Component data from apps and pages
****************

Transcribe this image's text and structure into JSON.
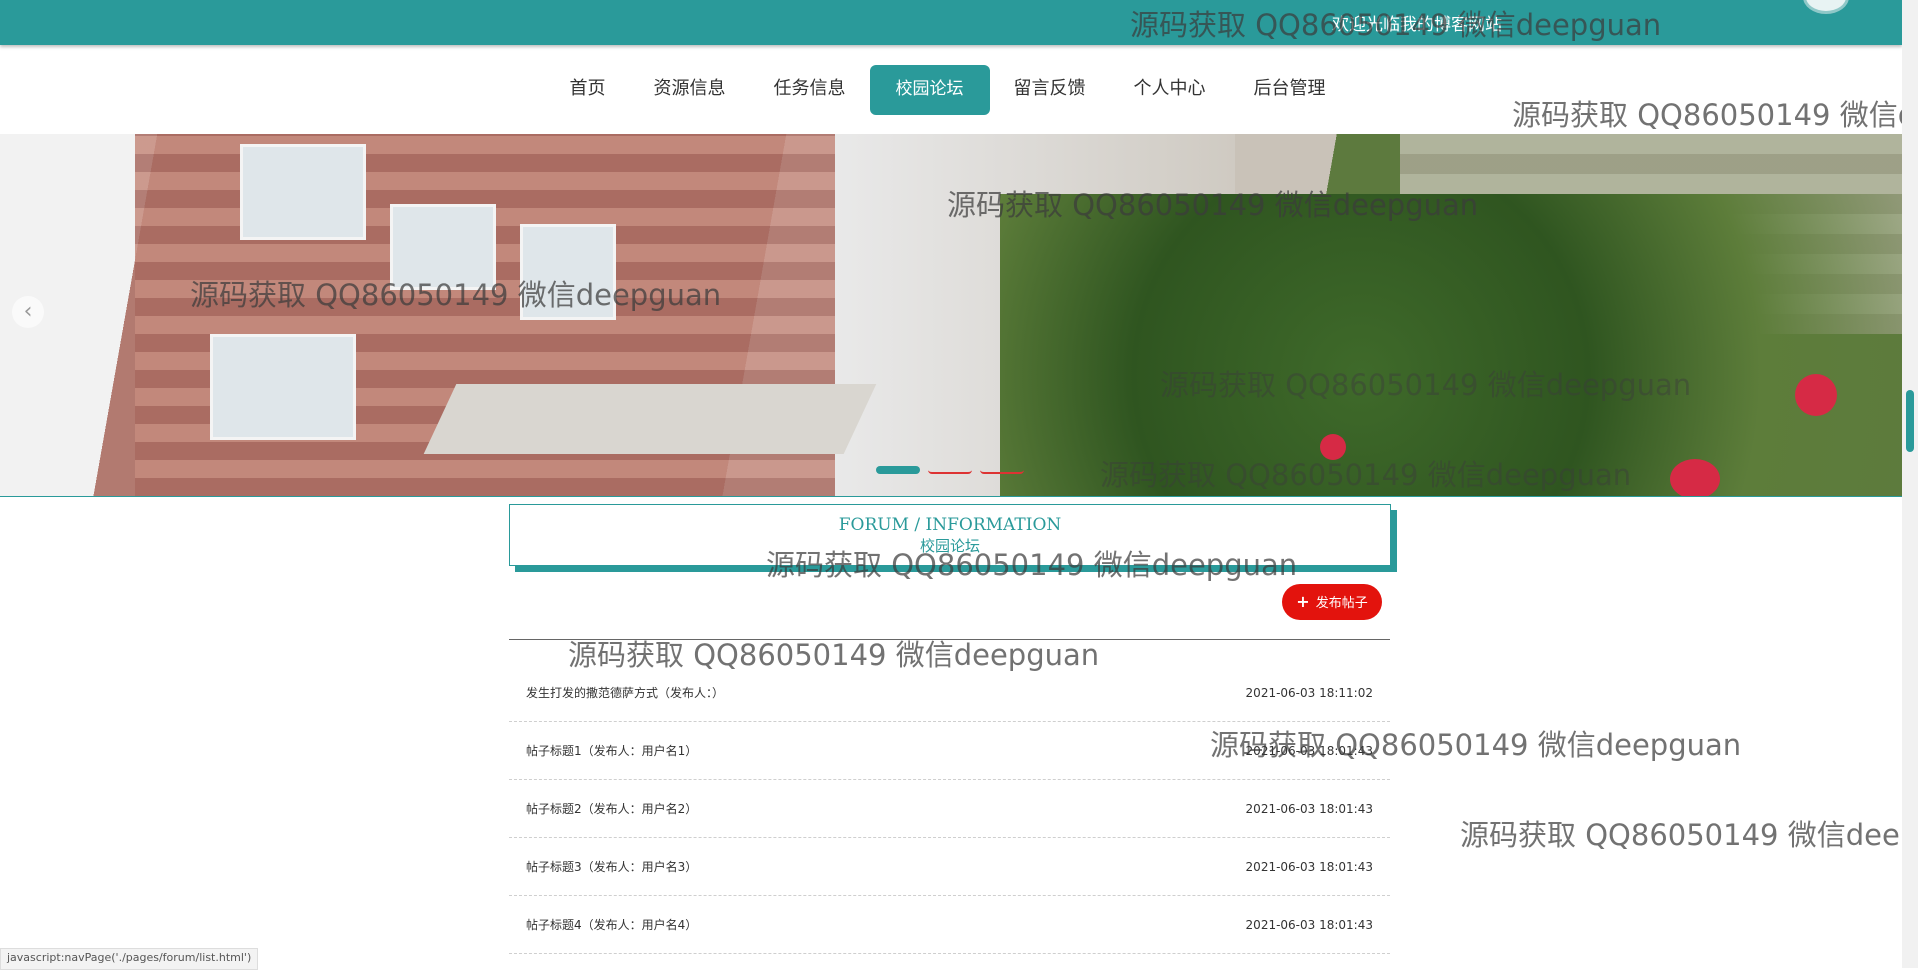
{
  "header": {
    "welcome": "欢迎光临我的博客网站"
  },
  "nav": {
    "items": [
      "首页",
      "资源信息",
      "任务信息",
      "校园论坛",
      "留言反馈",
      "个人中心",
      "后台管理"
    ],
    "active_index": 3
  },
  "banner": {
    "prev_arrow": "‹",
    "slide_count": 3,
    "active_slide": 0
  },
  "section": {
    "title_en": "FORUM / INFORMATION",
    "title_cn": "校园论坛"
  },
  "post_button": {
    "icon": "+",
    "label": "发布帖子"
  },
  "posts": [
    {
      "title": "发生打发的撒范德萨方式（发布人：）",
      "time": "2021-06-03 18:11:02"
    },
    {
      "title": "帖子标题1（发布人：用户名1）",
      "time": "2021-06-03 18:01:43"
    },
    {
      "title": "帖子标题2（发布人：用户名2）",
      "time": "2021-06-03 18:01:43"
    },
    {
      "title": "帖子标题3（发布人：用户名3）",
      "time": "2021-06-03 18:01:43"
    },
    {
      "title": "帖子标题4（发布人：用户名4）",
      "time": "2021-06-03 18:01:43"
    }
  ],
  "status_bar": "javascript:navPage('./pages/forum/list.html')",
  "watermark_text": "源码获取 QQ86050149 微信deepguan",
  "colors": {
    "accent": "#2a9a9a",
    "post_button": "#e3130d"
  }
}
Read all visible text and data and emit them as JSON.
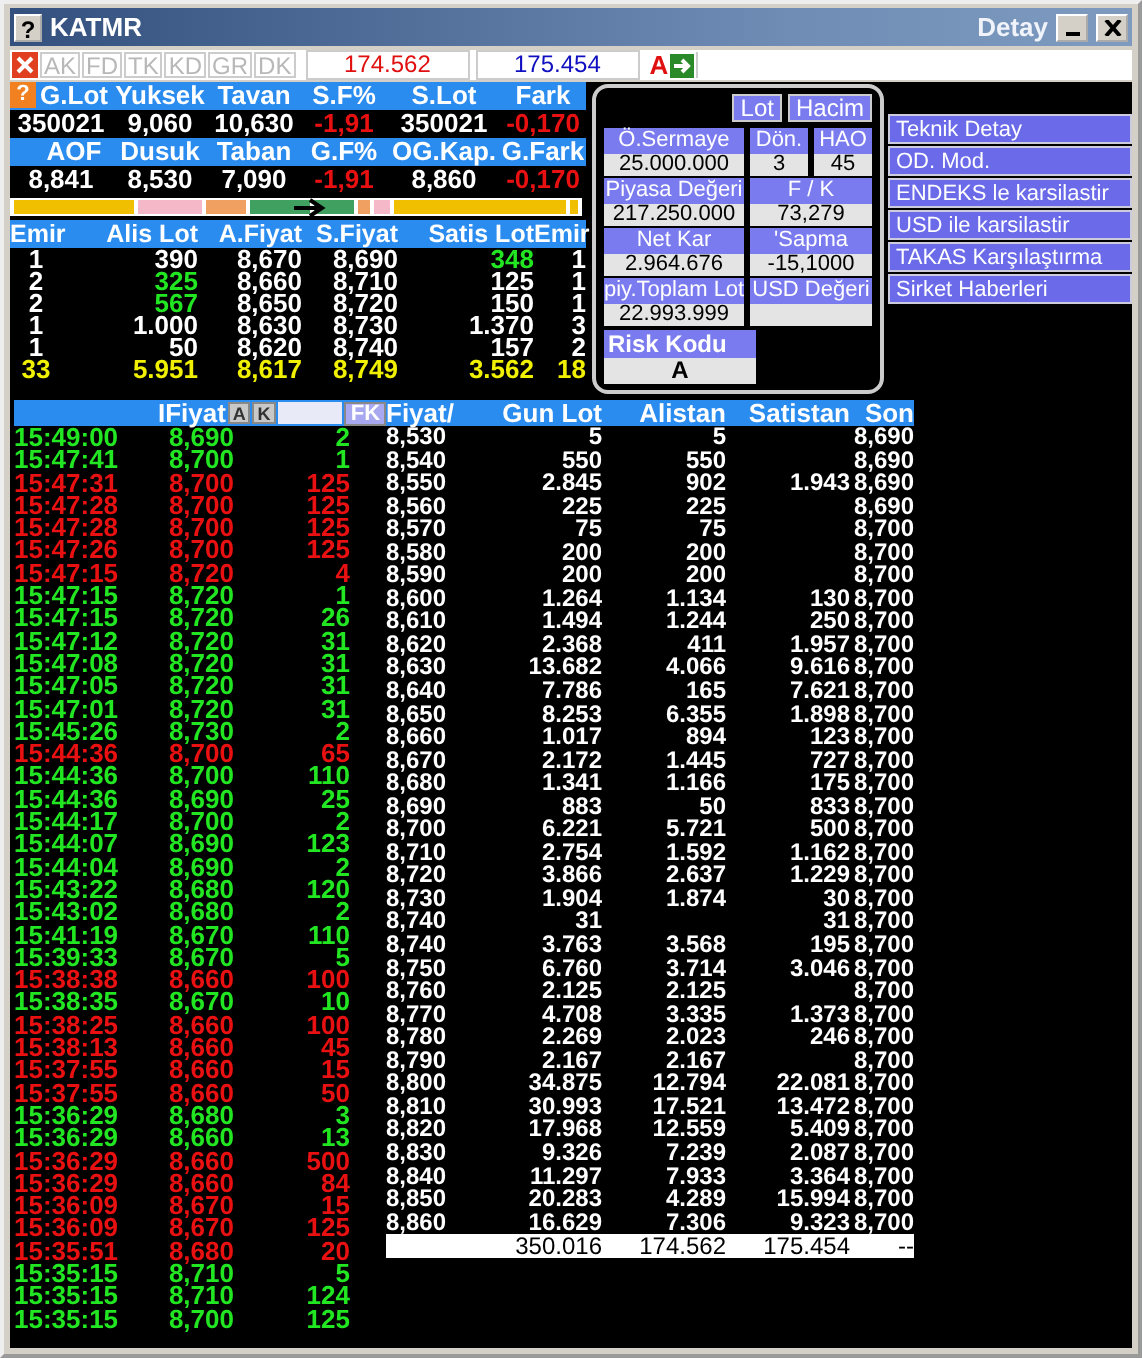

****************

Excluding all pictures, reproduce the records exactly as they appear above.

Transcribe this image's text and structure into JSON.
{
  "header": {
    "welcome": "欢迎光临我的博客网站"
  },
  "nav": {
    "items": [
      "首页",
      "资源信息",
      "任务信息",
      "校园论坛",
      "留言反馈",
      "个人中心",
      "后台管理"
    ],
    "active_index": 3
  },
  "banner": {
    "prev_arrow": "‹",
    "slide_count": 3,
    "active_slide": 0
  },
  "section": {
    "title_en": "FORUM / INFORMATION",
    "title_cn": "校园论坛"
  },
  "post_button": {
    "icon": "+",
    "label": "发布帖子"
  },
  "posts": [
    {
      "title": "发生打发的撒范德萨方式（发布人：）",
      "time": "2021-06-03 18:11:02"
    },
    {
      "title": "帖子标题1（发布人：用户名1）",
      "time": "2021-06-03 18:01:43"
    },
    {
      "title": "帖子标题2（发布人：用户名2）",
      "time": "2021-06-03 18:01:43"
    },
    {
      "title": "帖子标题3（发布人：用户名3）",
      "time": "2021-06-03 18:01:43"
    },
    {
      "title": "帖子标题4（发布人：用户名4）",
      "time": "2021-06-03 18:01:43"
    }
  ],
  "status_bar": "javascript:navPage('./pages/forum/list.html')",
  "watermark_text": "源码获取 QQ86050149 微信deepguan",
  "colors": {
    "accent": "#2a9a9a",
    "post_button": "#e3130d"
  }
}
Read all visible text and data and emit them as JSON.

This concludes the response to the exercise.